In tones as strong as those of the Communist Manifesto, Unger implores us:
All men should work toward the day when the priority of the fight against domination to the development of community will be reversed. Then at last will the calling of modern politics have been answered.
Unger here is at the precipice of his analysis. Liberal thought and its revisions are in ruins below him--he looks out toward a new kind of society. But he has caught himself in his own trap: because the general can never accurately describe a particular, he can construct no clear vision of what should come about. The rudiments of his new theory, as formulated, is open to pretty much the same attacks he levels at Marxism. In attempting "total" criticism, Unger launched an attack not merely upon liberalism, but upon the concept of theory itself. And it is probably safe to say that he will spend the next 20 years trying to do what seems impossible: designing a new social theory that is not theory in any traditional logical sense.
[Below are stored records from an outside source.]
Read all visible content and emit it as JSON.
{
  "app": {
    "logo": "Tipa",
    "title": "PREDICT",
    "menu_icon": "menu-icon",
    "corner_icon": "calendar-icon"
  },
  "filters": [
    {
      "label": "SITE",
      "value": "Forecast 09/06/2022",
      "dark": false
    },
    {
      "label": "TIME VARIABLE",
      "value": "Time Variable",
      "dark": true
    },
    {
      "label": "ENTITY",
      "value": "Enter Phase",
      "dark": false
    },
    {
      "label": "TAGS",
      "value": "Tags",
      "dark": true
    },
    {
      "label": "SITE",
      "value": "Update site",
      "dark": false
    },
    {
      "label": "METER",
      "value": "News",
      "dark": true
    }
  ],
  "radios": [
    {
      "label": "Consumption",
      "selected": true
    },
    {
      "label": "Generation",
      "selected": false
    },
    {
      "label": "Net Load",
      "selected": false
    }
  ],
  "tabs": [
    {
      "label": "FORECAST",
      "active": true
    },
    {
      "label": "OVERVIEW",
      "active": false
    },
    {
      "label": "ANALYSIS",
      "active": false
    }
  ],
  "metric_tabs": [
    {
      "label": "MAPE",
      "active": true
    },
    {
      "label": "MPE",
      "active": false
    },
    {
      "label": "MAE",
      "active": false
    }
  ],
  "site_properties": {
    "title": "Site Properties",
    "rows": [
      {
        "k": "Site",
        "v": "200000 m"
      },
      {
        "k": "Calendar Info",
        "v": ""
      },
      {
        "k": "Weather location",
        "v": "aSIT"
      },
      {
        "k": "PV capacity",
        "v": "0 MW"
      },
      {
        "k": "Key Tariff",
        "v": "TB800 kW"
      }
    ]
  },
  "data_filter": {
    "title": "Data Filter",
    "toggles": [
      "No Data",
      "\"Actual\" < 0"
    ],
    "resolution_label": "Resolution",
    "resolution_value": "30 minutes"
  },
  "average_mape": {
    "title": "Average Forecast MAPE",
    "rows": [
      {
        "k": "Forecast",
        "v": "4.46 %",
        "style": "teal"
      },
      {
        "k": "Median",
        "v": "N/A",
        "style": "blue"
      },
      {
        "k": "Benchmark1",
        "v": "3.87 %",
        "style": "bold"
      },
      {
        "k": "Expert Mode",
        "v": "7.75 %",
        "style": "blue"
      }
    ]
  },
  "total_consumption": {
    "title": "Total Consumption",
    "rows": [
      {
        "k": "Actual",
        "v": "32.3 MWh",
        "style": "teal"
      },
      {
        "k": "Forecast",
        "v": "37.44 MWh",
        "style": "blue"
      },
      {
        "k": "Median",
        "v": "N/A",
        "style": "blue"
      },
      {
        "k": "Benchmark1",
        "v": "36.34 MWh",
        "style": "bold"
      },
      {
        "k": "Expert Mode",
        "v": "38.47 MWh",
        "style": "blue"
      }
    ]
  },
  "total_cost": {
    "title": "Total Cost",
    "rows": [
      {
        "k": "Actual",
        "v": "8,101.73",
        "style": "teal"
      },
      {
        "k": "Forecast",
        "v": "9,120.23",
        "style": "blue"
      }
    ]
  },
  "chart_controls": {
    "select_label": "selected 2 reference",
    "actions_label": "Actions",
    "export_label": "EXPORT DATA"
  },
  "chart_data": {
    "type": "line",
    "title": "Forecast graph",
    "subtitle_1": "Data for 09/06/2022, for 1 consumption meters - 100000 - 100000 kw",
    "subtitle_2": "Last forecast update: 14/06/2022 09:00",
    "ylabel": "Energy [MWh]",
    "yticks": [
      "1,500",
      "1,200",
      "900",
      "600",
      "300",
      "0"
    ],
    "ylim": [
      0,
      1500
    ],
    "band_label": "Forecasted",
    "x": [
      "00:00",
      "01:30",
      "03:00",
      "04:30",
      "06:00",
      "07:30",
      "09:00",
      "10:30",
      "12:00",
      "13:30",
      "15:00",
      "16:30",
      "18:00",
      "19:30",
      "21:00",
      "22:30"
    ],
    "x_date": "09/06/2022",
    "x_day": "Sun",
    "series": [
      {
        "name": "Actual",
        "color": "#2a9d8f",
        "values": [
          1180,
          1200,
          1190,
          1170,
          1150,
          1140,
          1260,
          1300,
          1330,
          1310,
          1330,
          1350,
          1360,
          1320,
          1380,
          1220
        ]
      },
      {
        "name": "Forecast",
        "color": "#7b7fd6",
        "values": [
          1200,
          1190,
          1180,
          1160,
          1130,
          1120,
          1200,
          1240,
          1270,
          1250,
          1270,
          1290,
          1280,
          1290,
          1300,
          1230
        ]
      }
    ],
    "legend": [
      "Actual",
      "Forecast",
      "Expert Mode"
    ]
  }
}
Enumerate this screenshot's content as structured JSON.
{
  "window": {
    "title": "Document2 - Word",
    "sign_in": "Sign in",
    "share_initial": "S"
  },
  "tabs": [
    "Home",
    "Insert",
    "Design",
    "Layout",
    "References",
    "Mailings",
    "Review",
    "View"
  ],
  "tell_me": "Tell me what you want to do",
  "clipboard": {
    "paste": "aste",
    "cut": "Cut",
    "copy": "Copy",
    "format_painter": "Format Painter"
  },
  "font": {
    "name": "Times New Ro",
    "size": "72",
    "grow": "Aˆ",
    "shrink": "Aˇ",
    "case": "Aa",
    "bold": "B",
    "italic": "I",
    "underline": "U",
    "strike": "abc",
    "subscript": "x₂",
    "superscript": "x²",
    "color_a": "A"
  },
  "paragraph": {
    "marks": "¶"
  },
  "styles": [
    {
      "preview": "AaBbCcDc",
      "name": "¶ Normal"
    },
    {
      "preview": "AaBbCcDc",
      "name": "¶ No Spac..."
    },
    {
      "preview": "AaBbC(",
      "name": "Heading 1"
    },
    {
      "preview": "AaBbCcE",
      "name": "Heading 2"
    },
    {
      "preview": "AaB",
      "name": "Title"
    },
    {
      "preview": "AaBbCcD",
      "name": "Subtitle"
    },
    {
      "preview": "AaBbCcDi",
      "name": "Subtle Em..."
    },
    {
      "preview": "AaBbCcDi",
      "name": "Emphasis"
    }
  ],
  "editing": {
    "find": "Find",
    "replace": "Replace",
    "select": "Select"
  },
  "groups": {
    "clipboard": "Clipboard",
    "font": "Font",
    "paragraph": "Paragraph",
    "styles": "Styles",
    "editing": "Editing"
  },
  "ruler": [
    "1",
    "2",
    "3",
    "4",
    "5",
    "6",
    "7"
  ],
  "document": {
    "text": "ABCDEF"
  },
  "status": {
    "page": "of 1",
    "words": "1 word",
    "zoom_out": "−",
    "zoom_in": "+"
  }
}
AS A START on this project, Unger devotes the last chapter of Knowledge and Politics to a "theory of organic groups." He sketches a society of small, democratically-run communes. They are close-knit enough so that everyone knows the other members and has a form of "political love" for them, relating to them not in their work roles but as individuals. The inhabitants have lost all sense of pure self-interest and think only of the interests of the commune.
Each group might be defined by the occupations of its members, part of hierarchically-arranged system of communes. The task of the top commune would to insure peace and order throughout the system. Unger envisions in this system a harmony of the structure and the consciousness of its citizens.
But Unger fails to explore the characteristics of human nature or even whether it is innate. He has picked out elements of human activity like love and work and set out to make their refinement the good of society. But what if the will to dominate, an element present in society long before liberalism, persists? Here we meet the limits of knowledge against politics: the formation of a perfect world, like all man's "great endeavors on this earth, are condemned to incompleteness."
And if philosophy is limited by politics on one side, it is met on the other by metaphysical and religious issues. Is God separate from the world and above it, or is he present in every part of it? Religion's end, like that of politics, must be unity of the universal and the particular, through the adoption of entirely new kinds of theology. But Unger can offer no further insight into religion, because God, if he exists, has not revealed himself. The book ends eerily: "But our days pass and still we do not know you fully. Why then do you remain silent? Speak, God."